_INSTRUCTIONS TO FOLLOW:_
Your response should reproduce every line of the entries that contains the word "heading".
※
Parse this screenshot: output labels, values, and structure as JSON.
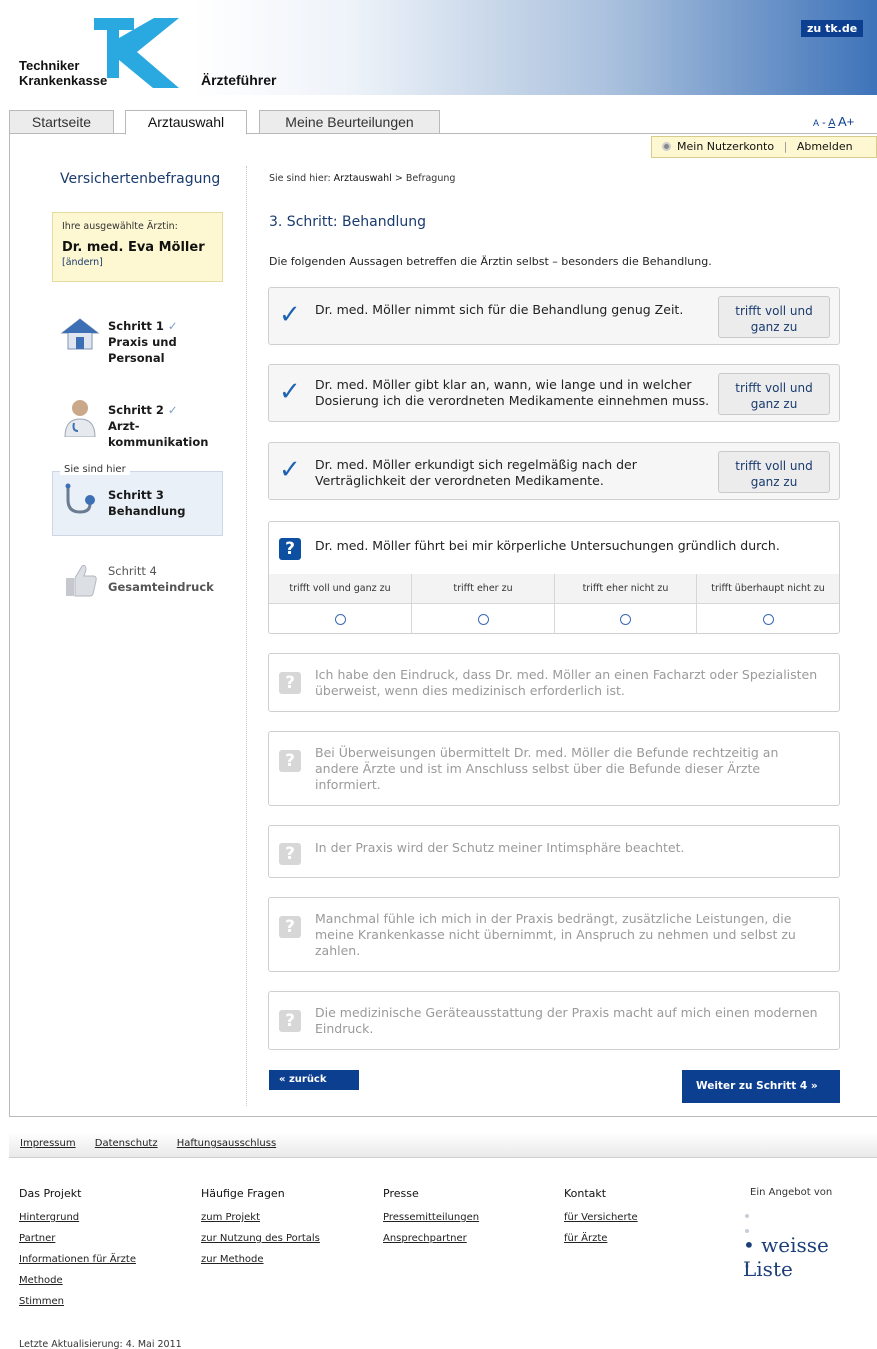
{
  "header": {
    "brand_line1": "Techniker",
    "brand_line2": "Krankenkasse",
    "brand_mark": "TK",
    "product": "Ärzteführer",
    "to_tk": "zu tk.de",
    "colors": {
      "primary": "#0d3f91",
      "accent": "#2aa8e0"
    }
  },
  "tabs": [
    {
      "label": "Startseite",
      "active": false
    },
    {
      "label": "Arztauswahl",
      "active": true
    },
    {
      "label": "Meine Beurteilungen",
      "active": false
    }
  ],
  "font_size": {
    "small": "A",
    "sep": "-",
    "medium": "A",
    "large": "A+"
  },
  "account": {
    "my_account": "Mein Nutzerkonto",
    "sep": "|",
    "logout": "Abmelden"
  },
  "sidebar": {
    "title": "Versichertenbefragung",
    "doctor": {
      "label": "Ihre ausgewählte Ärztin:",
      "name": "Dr. med. Eva Möller",
      "change": "[ändern]"
    },
    "here_label": "Sie sind hier",
    "steps": [
      {
        "num": "Schritt 1",
        "line1": "Praxis und",
        "line2": "Personal",
        "done": true,
        "icon": "house-icon"
      },
      {
        "num": "Schritt 2",
        "line1": "Arzt-",
        "line2": "kommunikation",
        "done": true,
        "icon": "doctor-icon"
      },
      {
        "num": "Schritt 3",
        "line1": "Behandlung",
        "line2": "",
        "done": false,
        "icon": "stethoscope-icon"
      },
      {
        "num": "Schritt 4",
        "line1": "Gesamteindruck",
        "line2": "",
        "done": false,
        "icon": "thumbs-up-icon"
      }
    ],
    "checkmark": "✓"
  },
  "breadcrumb": {
    "prefix": "Sie sind hier:",
    "link": "Arztauswahl",
    "sep": ">",
    "current": "Befragung"
  },
  "main": {
    "heading": "3. Schritt: Behandlung",
    "intro": "Die folgenden Aussagen betreffen die Ärztin selbst – besonders die Behandlung.",
    "answered": [
      {
        "text": "Dr. med. Möller nimmt sich für die Behandlung genug Zeit.",
        "answer_l1": "trifft voll und",
        "answer_l2": "ganz zu"
      },
      {
        "text_l1": "Dr. med. Möller gibt klar an, wann, wie lange und in welcher",
        "text_l2": "Dosierung ich die verordneten Medikamente einnehmen muss.",
        "answer_l1": "trifft voll und",
        "answer_l2": "ganz zu"
      },
      {
        "text_l1": "Dr. med. Möller erkundigt sich regelmäßig nach der",
        "text_l2": "Verträglichkeit der verordneten Medikamente.",
        "answer_l1": "trifft voll und",
        "answer_l2": "ganz zu"
      }
    ],
    "current": {
      "text": "Dr. med. Möller führt bei mir körperliche Untersuchungen gründlich durch.",
      "options": [
        "trifft voll und ganz zu",
        "trifft eher zu",
        "trifft eher nicht zu",
        "trifft überhaupt nicht zu"
      ]
    },
    "upcoming": [
      {
        "l1": "Ich habe den Eindruck, dass Dr. med. Möller an einen Facharzt oder Spezialisten",
        "l2": "überweist, wenn dies medizinisch erforderlich ist.",
        "l3": ""
      },
      {
        "l1": "Bei Überweisungen übermittelt Dr. med. Möller die Befunde rechtzeitig an",
        "l2": "andere Ärzte und ist im Anschluss selbst über die Befunde dieser Ärzte",
        "l3": "informiert."
      },
      {
        "l1": "In der Praxis wird der Schutz meiner Intimsphäre beachtet.",
        "l2": "",
        "l3": ""
      },
      {
        "l1": "Manchmal fühle ich mich in der Praxis bedrängt, zusätzliche Leistungen, die",
        "l2": "meine Krankenkasse nicht übernimmt, in Anspruch zu nehmen und selbst zu",
        "l3": "zahlen."
      },
      {
        "l1": "Die medizinische Geräteausstattung der Praxis macht auf mich einen modernen",
        "l2": "Eindruck.",
        "l3": ""
      }
    ],
    "question_mark": "?",
    "back": "«  zurück",
    "next": "Weiter zu Schritt 4  »"
  },
  "footer": {
    "links": [
      "Impressum",
      "Datenschutz",
      "Haftungsausschluss"
    ],
    "columns": [
      {
        "heading": "Das Projekt",
        "items": [
          "Hintergrund",
          "Partner",
          "Informationen für Ärzte",
          "Methode",
          "Stimmen"
        ]
      },
      {
        "heading": "Häufige Fragen",
        "items": [
          "zum Projekt",
          "zur Nutzung des Portals",
          "zur Methode"
        ]
      },
      {
        "heading": "Presse",
        "items": [
          "Pressemitteilungen",
          "Ansprechpartner"
        ]
      },
      {
        "heading": "Kontakt",
        "items": [
          "für Versicherte",
          "für Ärzte"
        ]
      }
    ],
    "offer": "Ein Angebot von",
    "partner_logo": "• weisse Liste",
    "updated": "Letzte Aktualisierung: 4. Mai 2011"
  }
}
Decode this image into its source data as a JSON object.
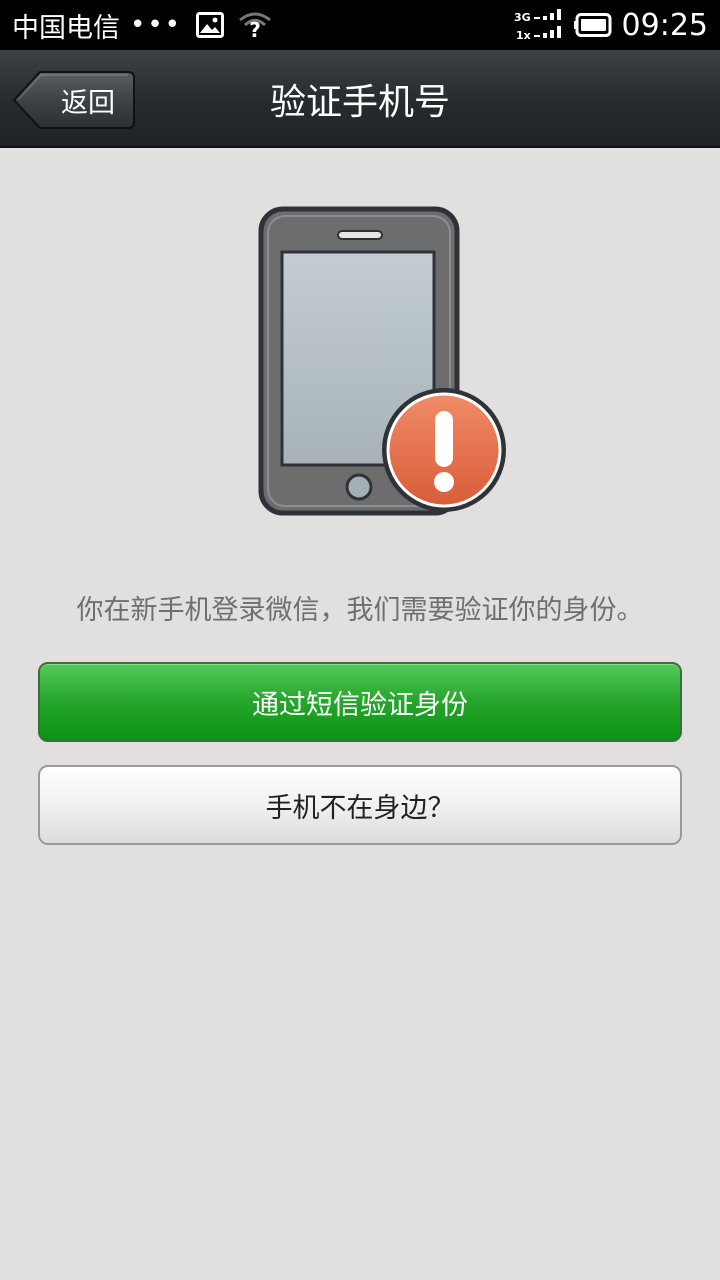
{
  "status_bar": {
    "carrier": "中国电信",
    "dots": "•••",
    "network_top": "3G",
    "network_bottom": "1x",
    "time": "09:25",
    "icons": [
      "gallery-icon",
      "wifi-unknown-icon",
      "signal-icon",
      "battery-icon"
    ]
  },
  "title_bar": {
    "back_label": "返回",
    "title": "验证手机号"
  },
  "illustration": {
    "icon": "phone-warning-icon",
    "warning_symbol": "!",
    "warning_color": "#e36d48"
  },
  "main": {
    "message": "你在新手机登录微信，我们需要验证你的身份。",
    "primary_button": "通过短信验证身份",
    "secondary_button": "手机不在身边？"
  },
  "colors": {
    "background": "#e1e0de",
    "primary_green": "#1ba021",
    "title_bar": "#2a2f32"
  }
}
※
_RESULT OF THE TASK:_
    "heading": "3. Schritt: Behandlung",
        "heading": "Das Projekt",
        "heading": "Häufige Fragen",
        "heading": "Presse",
        "heading": "Kontakt",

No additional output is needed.